## YOUR OBJECTIVE
Look through the data below. Collect every line where the word "JSON" occurs.
━━━━━ SOURCE MATERIAL ━━━━━
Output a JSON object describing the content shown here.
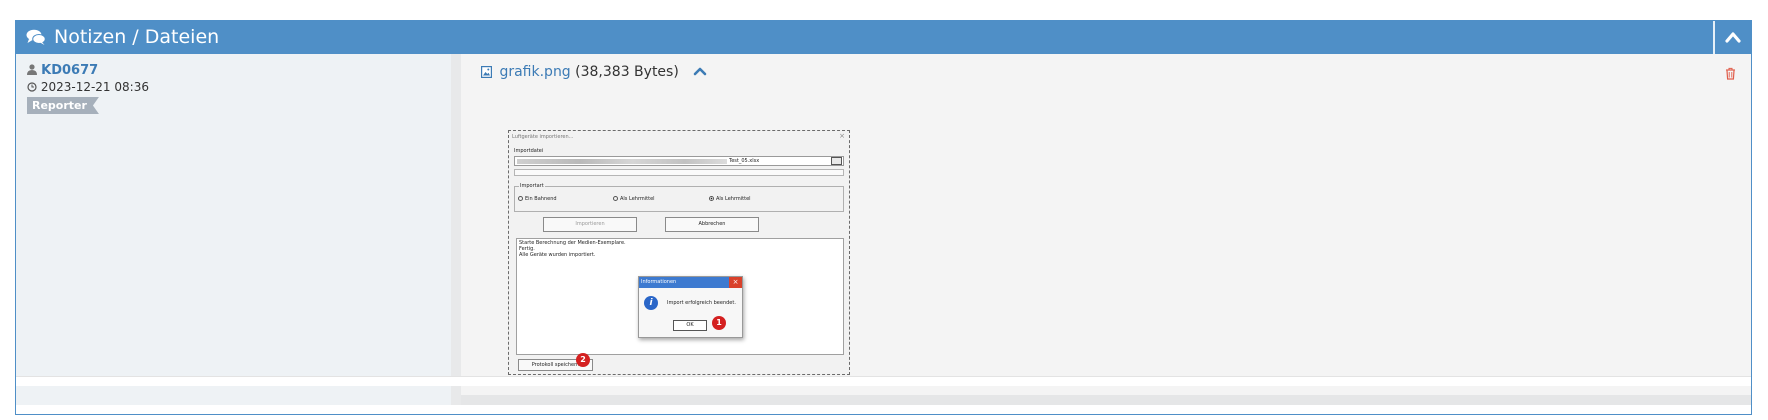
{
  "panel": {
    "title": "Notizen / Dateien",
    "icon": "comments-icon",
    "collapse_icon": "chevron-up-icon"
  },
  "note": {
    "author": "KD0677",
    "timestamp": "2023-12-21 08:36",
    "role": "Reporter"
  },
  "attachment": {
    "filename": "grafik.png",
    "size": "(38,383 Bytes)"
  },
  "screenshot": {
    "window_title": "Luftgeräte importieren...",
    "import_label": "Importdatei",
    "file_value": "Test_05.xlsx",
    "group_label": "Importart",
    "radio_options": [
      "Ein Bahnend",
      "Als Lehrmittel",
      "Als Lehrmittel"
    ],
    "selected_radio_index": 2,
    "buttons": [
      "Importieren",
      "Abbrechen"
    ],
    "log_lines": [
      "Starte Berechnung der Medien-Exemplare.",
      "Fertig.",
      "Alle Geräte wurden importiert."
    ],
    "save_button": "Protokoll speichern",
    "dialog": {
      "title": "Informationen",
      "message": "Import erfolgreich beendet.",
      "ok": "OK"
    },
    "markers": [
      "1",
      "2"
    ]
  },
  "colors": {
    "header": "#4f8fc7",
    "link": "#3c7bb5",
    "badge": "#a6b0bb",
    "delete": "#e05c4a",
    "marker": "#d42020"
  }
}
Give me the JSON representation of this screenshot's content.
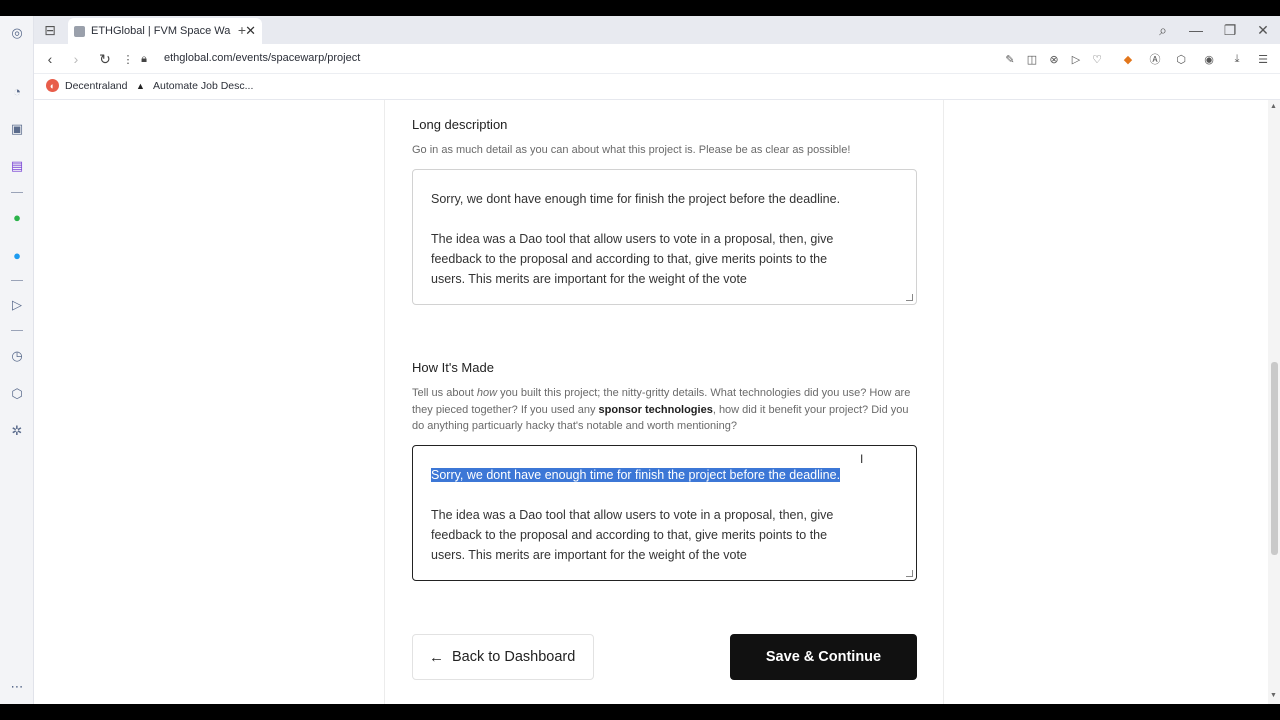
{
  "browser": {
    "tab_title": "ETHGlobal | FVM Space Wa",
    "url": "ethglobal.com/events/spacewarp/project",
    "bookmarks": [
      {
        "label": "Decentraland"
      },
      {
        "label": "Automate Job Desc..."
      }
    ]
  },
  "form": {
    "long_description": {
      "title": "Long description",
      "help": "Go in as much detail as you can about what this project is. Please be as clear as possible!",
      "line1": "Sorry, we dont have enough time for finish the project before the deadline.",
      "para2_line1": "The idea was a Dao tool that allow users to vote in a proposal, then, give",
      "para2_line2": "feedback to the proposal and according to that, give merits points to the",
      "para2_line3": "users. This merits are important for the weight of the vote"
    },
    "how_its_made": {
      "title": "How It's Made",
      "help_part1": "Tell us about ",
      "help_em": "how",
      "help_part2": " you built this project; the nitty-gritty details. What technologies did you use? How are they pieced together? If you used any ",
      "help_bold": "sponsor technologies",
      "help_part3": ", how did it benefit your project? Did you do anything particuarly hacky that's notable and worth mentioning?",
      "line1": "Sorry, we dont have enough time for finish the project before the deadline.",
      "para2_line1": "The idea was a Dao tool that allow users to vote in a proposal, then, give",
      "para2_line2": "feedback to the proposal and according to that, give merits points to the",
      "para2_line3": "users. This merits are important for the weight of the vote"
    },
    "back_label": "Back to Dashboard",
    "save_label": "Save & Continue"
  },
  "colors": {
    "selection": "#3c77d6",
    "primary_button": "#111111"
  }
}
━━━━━
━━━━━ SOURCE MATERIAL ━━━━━
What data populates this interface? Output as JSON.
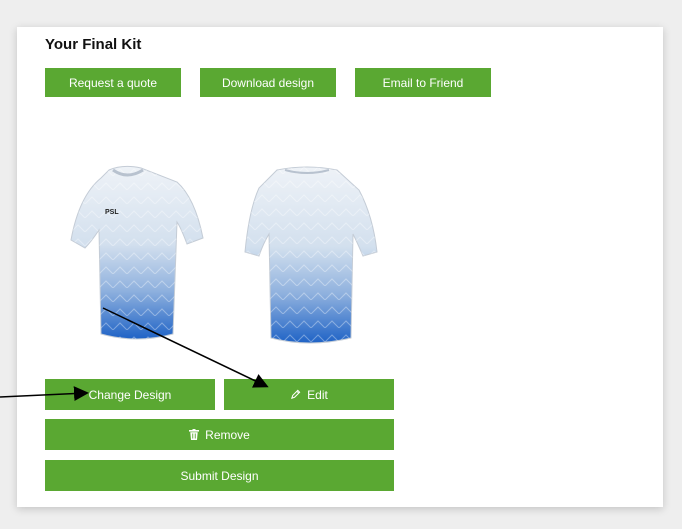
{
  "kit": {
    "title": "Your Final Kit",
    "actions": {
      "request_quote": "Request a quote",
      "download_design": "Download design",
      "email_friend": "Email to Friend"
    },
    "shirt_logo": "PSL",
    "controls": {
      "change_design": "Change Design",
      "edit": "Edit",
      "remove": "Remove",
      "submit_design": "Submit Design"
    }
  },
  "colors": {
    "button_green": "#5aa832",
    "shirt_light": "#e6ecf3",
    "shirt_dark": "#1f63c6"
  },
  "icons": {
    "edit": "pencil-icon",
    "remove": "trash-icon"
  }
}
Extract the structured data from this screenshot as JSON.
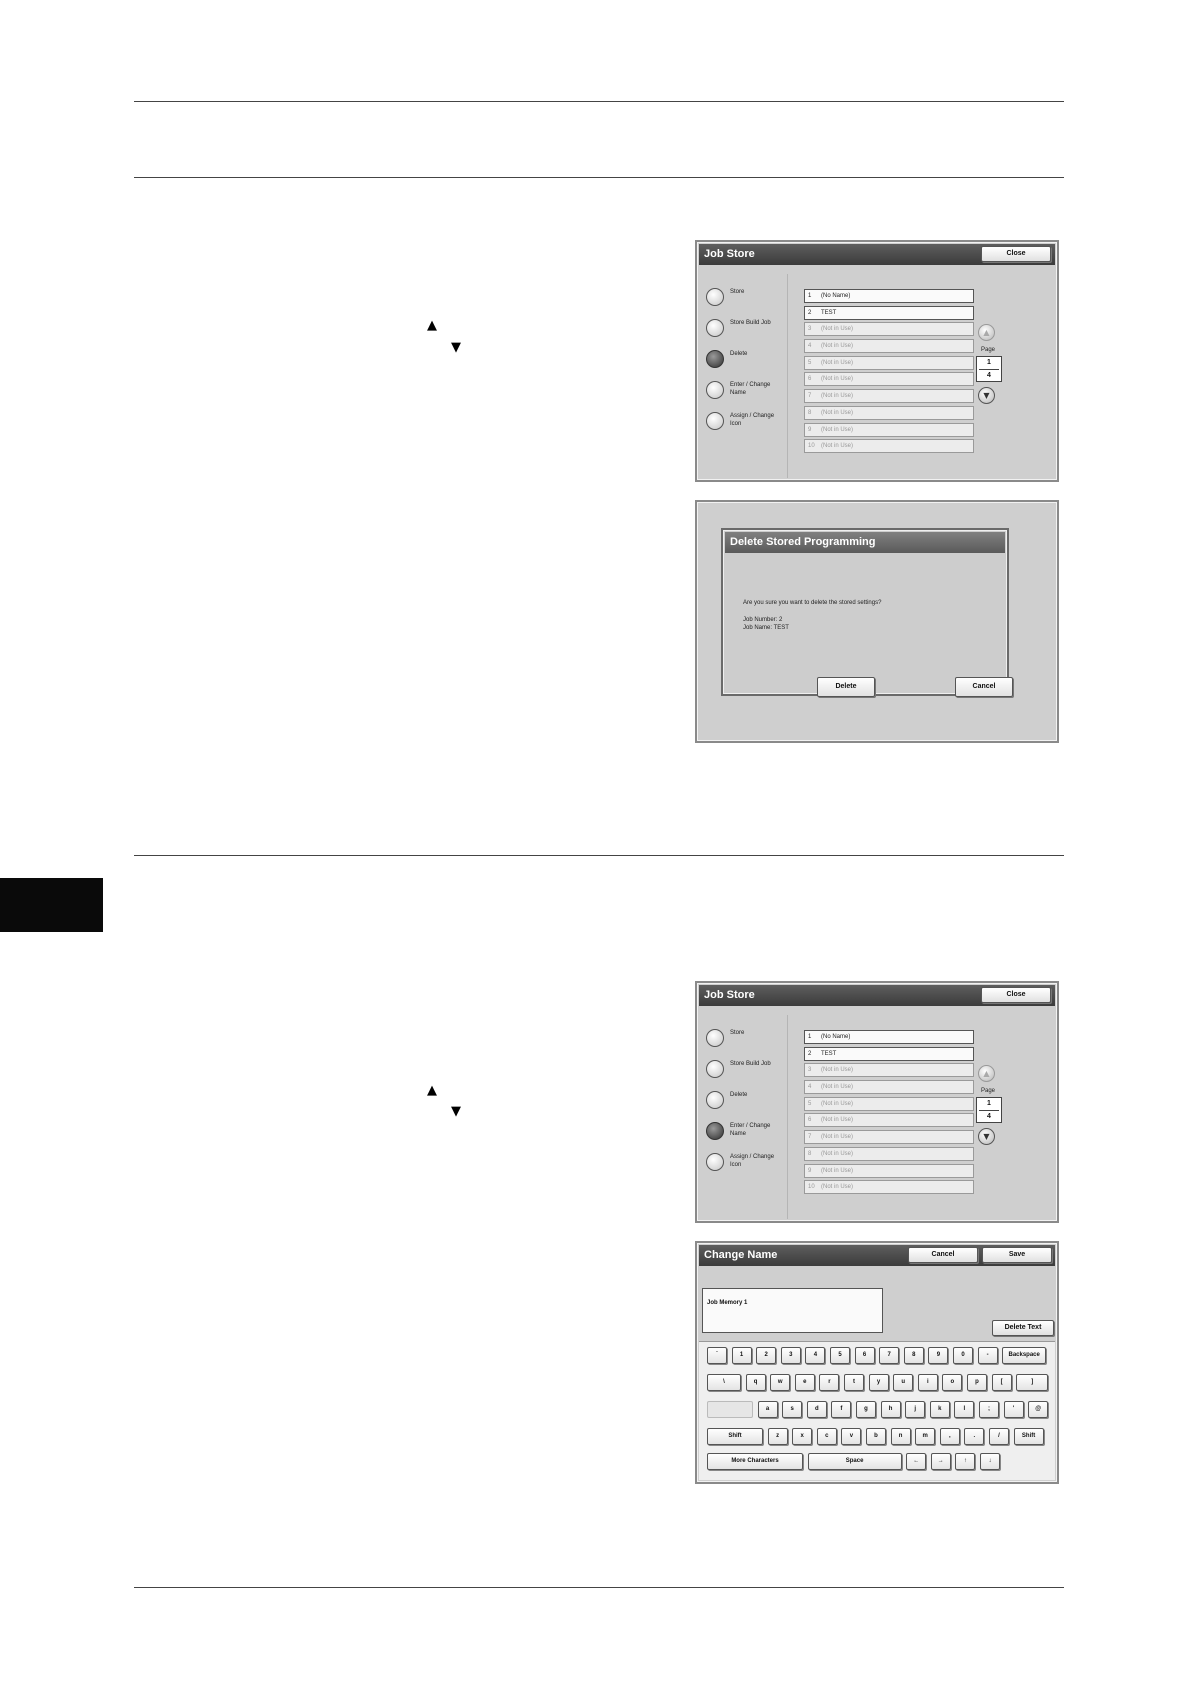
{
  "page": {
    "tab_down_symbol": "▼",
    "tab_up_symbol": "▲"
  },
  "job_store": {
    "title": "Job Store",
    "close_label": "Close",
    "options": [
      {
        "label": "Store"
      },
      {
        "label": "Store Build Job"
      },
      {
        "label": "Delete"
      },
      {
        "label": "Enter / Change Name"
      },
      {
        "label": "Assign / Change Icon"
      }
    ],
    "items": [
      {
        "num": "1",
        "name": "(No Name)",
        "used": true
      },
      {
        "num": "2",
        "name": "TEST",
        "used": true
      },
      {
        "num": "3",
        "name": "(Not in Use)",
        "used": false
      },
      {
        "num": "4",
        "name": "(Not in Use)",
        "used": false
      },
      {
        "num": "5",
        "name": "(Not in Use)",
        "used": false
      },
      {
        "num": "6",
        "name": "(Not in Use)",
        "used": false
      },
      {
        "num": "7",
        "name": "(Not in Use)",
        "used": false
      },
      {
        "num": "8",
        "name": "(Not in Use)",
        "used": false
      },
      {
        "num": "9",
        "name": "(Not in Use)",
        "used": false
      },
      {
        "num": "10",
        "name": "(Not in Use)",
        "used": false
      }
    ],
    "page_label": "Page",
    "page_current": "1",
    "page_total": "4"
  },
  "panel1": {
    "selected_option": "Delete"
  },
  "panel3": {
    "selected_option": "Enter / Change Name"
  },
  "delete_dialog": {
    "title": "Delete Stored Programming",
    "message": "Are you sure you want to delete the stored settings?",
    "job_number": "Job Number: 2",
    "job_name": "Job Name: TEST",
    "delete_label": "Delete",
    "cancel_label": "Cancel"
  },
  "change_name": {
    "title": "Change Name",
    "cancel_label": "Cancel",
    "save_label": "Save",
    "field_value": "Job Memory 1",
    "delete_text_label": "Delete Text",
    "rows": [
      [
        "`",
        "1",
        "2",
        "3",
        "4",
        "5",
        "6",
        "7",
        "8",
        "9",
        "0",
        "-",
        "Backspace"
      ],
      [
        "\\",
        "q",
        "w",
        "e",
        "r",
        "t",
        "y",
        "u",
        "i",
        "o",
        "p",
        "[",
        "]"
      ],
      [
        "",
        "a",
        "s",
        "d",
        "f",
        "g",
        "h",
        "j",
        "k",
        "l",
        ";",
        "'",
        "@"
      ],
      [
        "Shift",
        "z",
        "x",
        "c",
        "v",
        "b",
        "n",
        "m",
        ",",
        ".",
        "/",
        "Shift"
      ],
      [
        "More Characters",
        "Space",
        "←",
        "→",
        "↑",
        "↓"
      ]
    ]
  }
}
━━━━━
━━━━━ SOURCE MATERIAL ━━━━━
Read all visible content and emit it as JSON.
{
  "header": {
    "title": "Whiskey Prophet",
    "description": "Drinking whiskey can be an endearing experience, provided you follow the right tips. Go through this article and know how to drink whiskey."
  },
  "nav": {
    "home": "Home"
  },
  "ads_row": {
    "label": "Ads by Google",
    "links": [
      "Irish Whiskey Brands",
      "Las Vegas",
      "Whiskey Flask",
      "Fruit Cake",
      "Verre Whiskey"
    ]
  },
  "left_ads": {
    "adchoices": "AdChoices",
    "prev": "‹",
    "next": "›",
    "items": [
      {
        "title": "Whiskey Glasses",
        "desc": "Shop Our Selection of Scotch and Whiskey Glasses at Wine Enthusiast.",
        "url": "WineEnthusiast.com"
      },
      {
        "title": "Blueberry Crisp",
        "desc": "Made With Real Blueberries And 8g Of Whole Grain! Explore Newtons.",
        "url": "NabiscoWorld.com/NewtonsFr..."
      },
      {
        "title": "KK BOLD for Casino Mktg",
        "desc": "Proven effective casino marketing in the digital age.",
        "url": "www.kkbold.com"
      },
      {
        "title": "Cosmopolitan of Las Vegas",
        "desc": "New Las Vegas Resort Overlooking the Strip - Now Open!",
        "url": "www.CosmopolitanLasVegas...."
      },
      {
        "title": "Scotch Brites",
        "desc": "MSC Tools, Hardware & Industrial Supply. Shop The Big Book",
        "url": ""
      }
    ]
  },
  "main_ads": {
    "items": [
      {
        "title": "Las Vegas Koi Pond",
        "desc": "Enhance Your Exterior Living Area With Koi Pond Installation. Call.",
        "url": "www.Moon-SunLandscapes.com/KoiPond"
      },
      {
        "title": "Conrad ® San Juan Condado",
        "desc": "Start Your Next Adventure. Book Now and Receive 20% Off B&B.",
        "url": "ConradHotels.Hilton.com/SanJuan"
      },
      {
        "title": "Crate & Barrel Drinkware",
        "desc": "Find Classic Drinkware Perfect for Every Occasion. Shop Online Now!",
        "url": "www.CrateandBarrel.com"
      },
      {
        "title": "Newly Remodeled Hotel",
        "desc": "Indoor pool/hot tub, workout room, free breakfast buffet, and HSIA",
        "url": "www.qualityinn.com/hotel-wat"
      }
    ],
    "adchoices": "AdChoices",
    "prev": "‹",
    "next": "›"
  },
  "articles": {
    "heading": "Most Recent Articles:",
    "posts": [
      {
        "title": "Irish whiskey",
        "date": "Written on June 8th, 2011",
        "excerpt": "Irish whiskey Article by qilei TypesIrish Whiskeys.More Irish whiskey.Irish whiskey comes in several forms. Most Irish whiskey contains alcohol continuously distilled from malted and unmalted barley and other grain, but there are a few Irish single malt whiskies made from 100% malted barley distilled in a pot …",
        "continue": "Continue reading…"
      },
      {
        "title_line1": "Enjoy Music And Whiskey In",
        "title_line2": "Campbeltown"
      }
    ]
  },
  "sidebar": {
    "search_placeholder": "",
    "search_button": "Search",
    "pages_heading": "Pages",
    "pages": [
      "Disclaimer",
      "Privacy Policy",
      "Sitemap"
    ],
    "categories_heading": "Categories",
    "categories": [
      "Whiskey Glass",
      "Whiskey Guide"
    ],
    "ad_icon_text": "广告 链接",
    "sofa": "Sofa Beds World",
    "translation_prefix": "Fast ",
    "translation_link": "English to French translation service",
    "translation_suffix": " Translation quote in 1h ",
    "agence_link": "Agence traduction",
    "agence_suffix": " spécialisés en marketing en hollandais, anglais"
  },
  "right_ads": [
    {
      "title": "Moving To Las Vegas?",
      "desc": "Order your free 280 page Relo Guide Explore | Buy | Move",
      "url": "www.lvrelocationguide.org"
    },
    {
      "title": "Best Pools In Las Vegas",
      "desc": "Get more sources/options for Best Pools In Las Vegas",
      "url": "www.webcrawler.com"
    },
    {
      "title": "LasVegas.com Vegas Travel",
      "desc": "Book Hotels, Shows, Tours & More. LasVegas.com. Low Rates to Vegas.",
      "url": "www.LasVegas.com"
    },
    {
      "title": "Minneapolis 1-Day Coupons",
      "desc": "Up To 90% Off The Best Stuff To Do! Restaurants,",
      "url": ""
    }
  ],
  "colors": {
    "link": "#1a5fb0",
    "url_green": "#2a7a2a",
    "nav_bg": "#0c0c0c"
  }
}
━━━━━
## ANSWER BOX
Output a JSON object describing the content shown here.
Give me the JSON representation of this screenshot's content.
What data populates this interface? Output as JSON.
Extract the structured data from this screenshot as JSON.
Read all visible content and emit it as JSON.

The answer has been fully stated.